Supporting employees in their success and continuing growth supports businesses financially and culturally. No company has all the answers, but the key is recognizing the importance of constantly learning and working on improving. Elizabeth explains that employee engagement programs at Relay are an ongoing evolution, with things like Mental Health First Aid training, an ethics and reporting hotline, focus groups, and updates to employee communications working together to help improve the employee experience. Combining these tools with leadership training can help ensure higher success of implementation. “As an organization that is focused on helping employees overcome barriers, we consider our employees to be our customers, too,” says Elizabeth. “It’s mission-critical that we’re hiring people into our management positions that are both really excellent at what they do, and they really get it on a cultural level.
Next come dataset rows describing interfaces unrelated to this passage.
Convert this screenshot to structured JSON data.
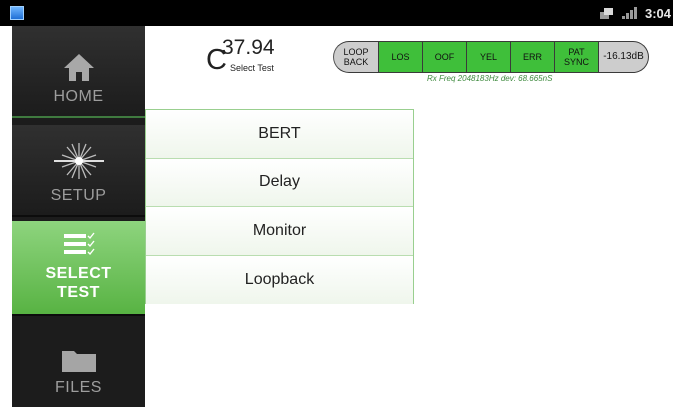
{
  "status_bar": {
    "clock": "3:04",
    "icons": [
      "app-icon",
      "notification-icon",
      "signal-icon"
    ]
  },
  "sidebar": {
    "items": [
      {
        "label": "HOME",
        "icon": "home-icon"
      },
      {
        "label": "SETUP",
        "icon": "laser-icon"
      },
      {
        "label_line1": "SELECT",
        "label_line2": "TEST",
        "icon": "checklist-icon",
        "selected": true
      },
      {
        "label": "FILES",
        "icon": "folder-icon"
      }
    ]
  },
  "header": {
    "reading_prefix": "C",
    "reading_value": "37.94",
    "reading_caption": "Select Test",
    "alarms": [
      {
        "line1": "LOOP",
        "line2": "BACK"
      },
      {
        "label": "LOS"
      },
      {
        "label": "OOF"
      },
      {
        "label": "YEL"
      },
      {
        "label": "ERR"
      },
      {
        "label": "PAT SYNC"
      },
      {
        "label": "-16.13dB"
      }
    ],
    "rx_info": "Rx Freq 2048183Hz dev: 68.665nS"
  },
  "menu": {
    "items": [
      "BERT",
      "Delay",
      "Monitor",
      "Loopback"
    ]
  },
  "colors": {
    "accent_green": "#58b343",
    "alarm_green": "#3fbf3a",
    "alarm_grey": "#cdcdcd",
    "sidebar_bg": "#1c1c1c"
  }
}
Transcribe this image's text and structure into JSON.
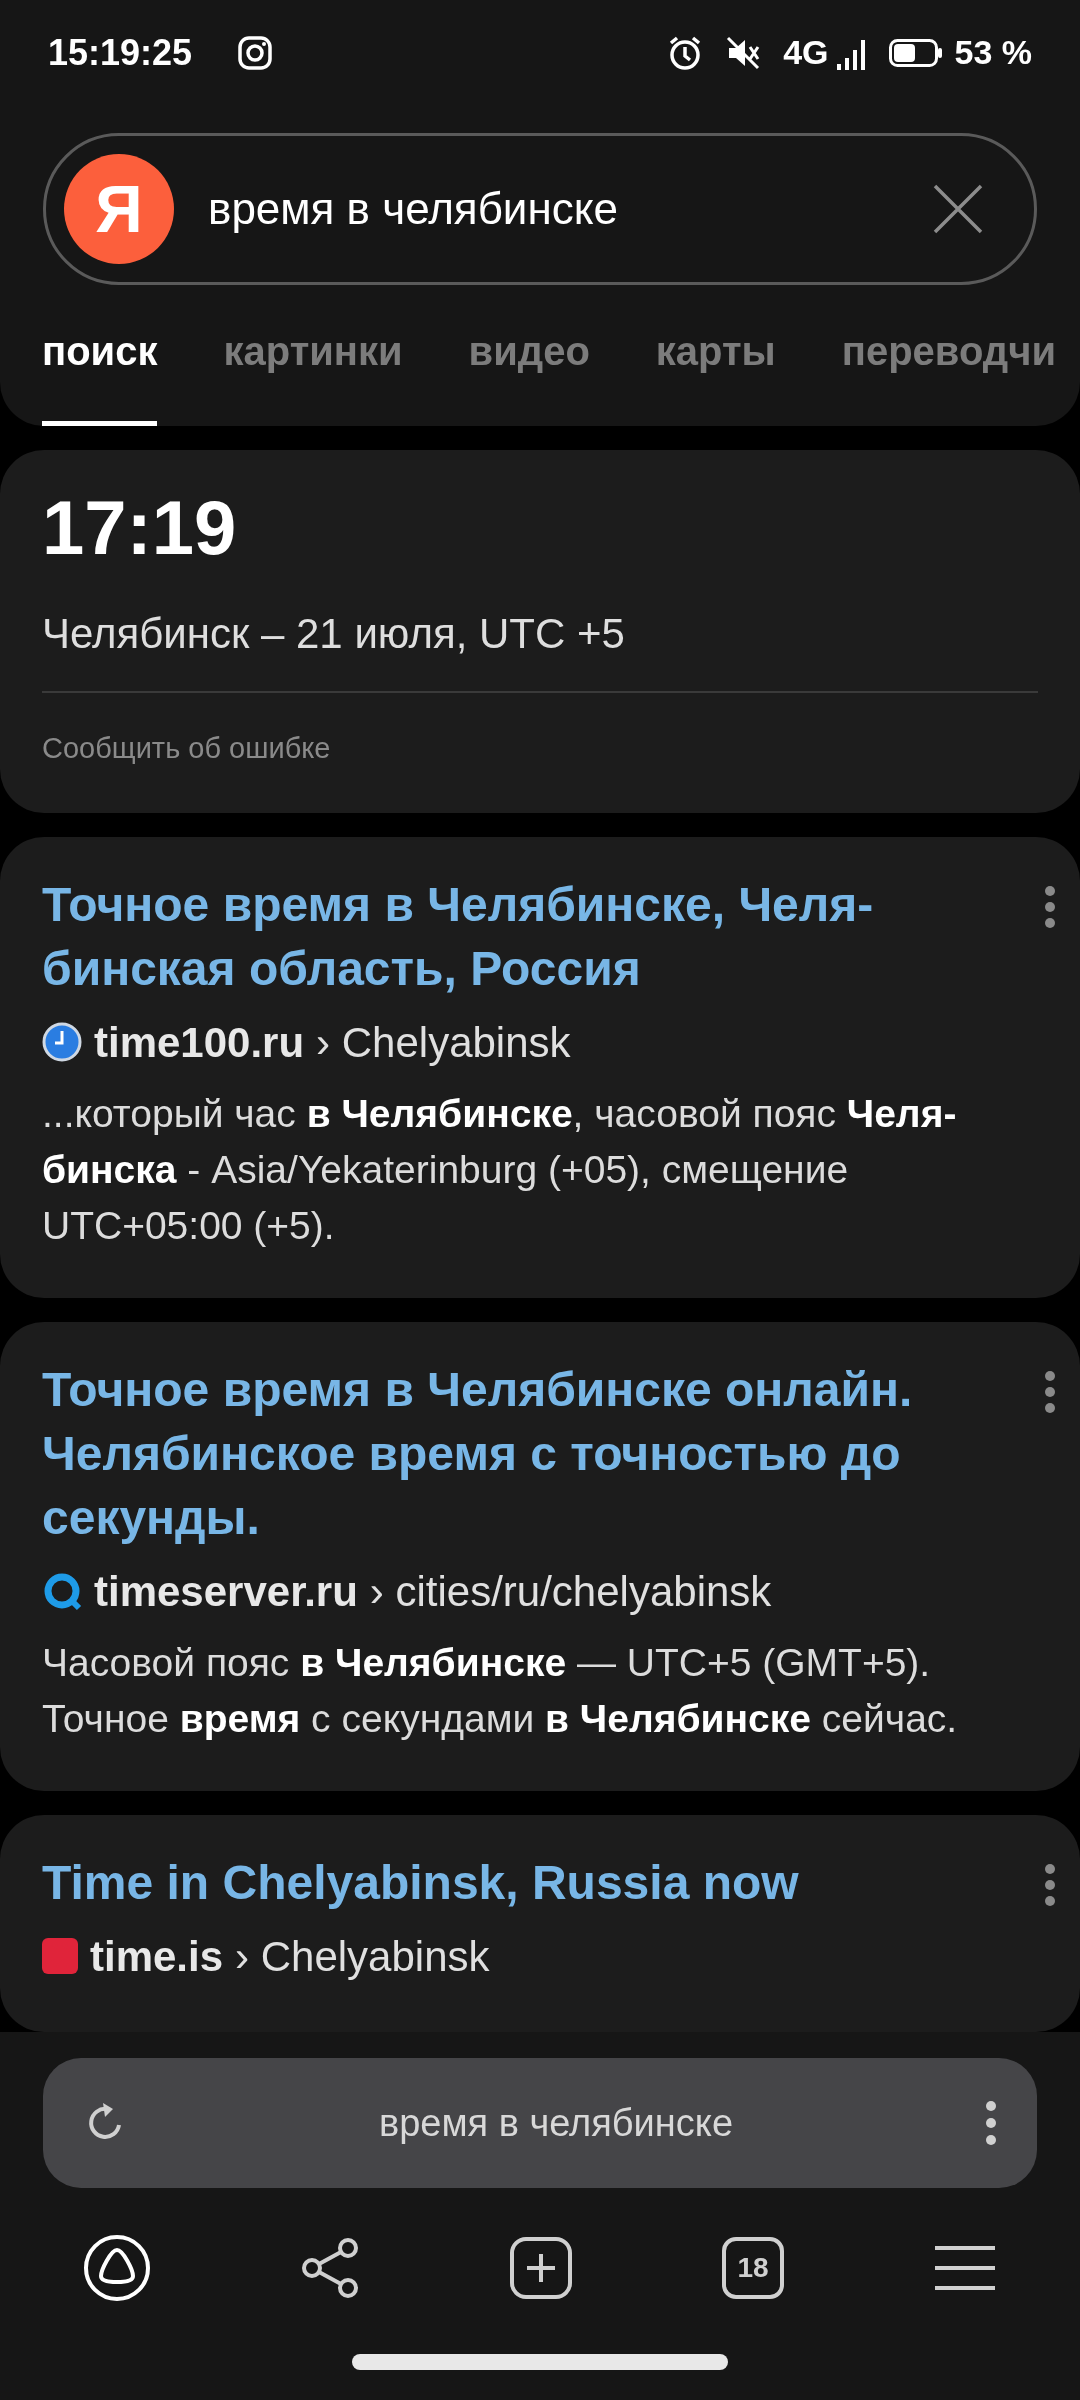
{
  "status_bar": {
    "time": "15:19:25",
    "network": "4G",
    "battery": "53 %"
  },
  "search": {
    "logo": "Я",
    "value": "время в челябинске"
  },
  "tabs": [
    {
      "label": "поиск",
      "selected": true
    },
    {
      "label": "картинки",
      "selected": false
    },
    {
      "label": "видео",
      "selected": false
    },
    {
      "label": "карты",
      "selected": false
    },
    {
      "label": "переводчи",
      "selected": false
    }
  ],
  "time_card": {
    "time": "17:19",
    "subtitle": "Челябинск – 21 июля, UTC +5",
    "report_link": "Сообщить об ошибке"
  },
  "results": [
    {
      "title": "Точное время в Челябинске, Челя-бинская область, Россия",
      "domain": "time100.ru",
      "path": "› Chelyabinsk",
      "snippet": "...который час **в Челябинске**, часовой пояс **Челя-бинска** - Asia/Yekaterinburg (+05), смещение UTC+05:00 (+5)."
    },
    {
      "title": "Точное время в Челябинске онлайн. Челябинское время с точностью до секунды.",
      "domain": "timeserver.ru",
      "path": "› cities/ru/chelyabinsk",
      "snippet": "Часовой пояс **в Челябинске** — UTC+5 (GMT+5). Точное **время** с секундами **в Челябинске** сейчас."
    },
    {
      "title": "Time in Chelyabinsk, Russia now",
      "domain": "time.is",
      "path": "› Chelyabinsk"
    }
  ],
  "address_bar": {
    "text": "время в челябинске"
  },
  "nav": {
    "tabs_count": "18"
  }
}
Then we work with our managers on interacting with each employee as a whole person.”
With management support, Jessica continues to grow in her position. “I’ve mostly been working on packaging hazelnuts. I love how fast paced it is,” says Jessica. “Working on that project makes me feel like I can shine.”
Between food co-packing projects, Jessica received a special assignment with the Supply Chain Solutions business unit where she worked with Shipping Lead Rebekah Shaw. “Rebekah is so awesome! She showed us the work that needed to be done and I ended up falling into a role where I was taking the lead on some things. It was great! Somewhere along all the traumas I’ve had, I lost that part of me. But working on that project, my leadership skills started to come back.” Rebekah told her that she was doing a great job and Jessica began to feel like a leader again. “It was only a two-week project, but I feel like I’m so much more positive. It really kicked my self-esteem into gear.”
“I feel like I can grow into a leadership position here and make more money and be happy. I didn’t think that was possible — to work at a place and make a good living and have a good quality of life, and love where you work. Here, that’s possible. That’s what’s amazing about this place — everyone that has gone the extra mile. I’m just so grateful. They’ve been really supportive.”
As with all things in life, Jessica’s journey is ongoing. “My daughter is coming back and my goal right now is to get a car. It has been so hard to distance myself from being a mother for a while, but it was crucial so I could heal. I needed to discover myself again and to rebuild myself on a firm foundation.”
“I couldn’t imagine being where I am today without Relay, honestly. I sit in my apartment and I think about how far I’ve come just in the last year. I am so dang proud of myself!” Jessica beams as she describes having her own place again. There’s a giant lilac bush outside her apartment window that fills with blooms in the Spring. “I feel special there, just like I feel special at Relay. I feel like I can conquer my fears and all those things that have broken me down. I have myself back and I’m not looking to the past except to teach others. There’s a phrase we use in recovery that says, ‘You can’t keep what you have without giving it away.’ I want to share my story to try and help other people. I just want to keep going.”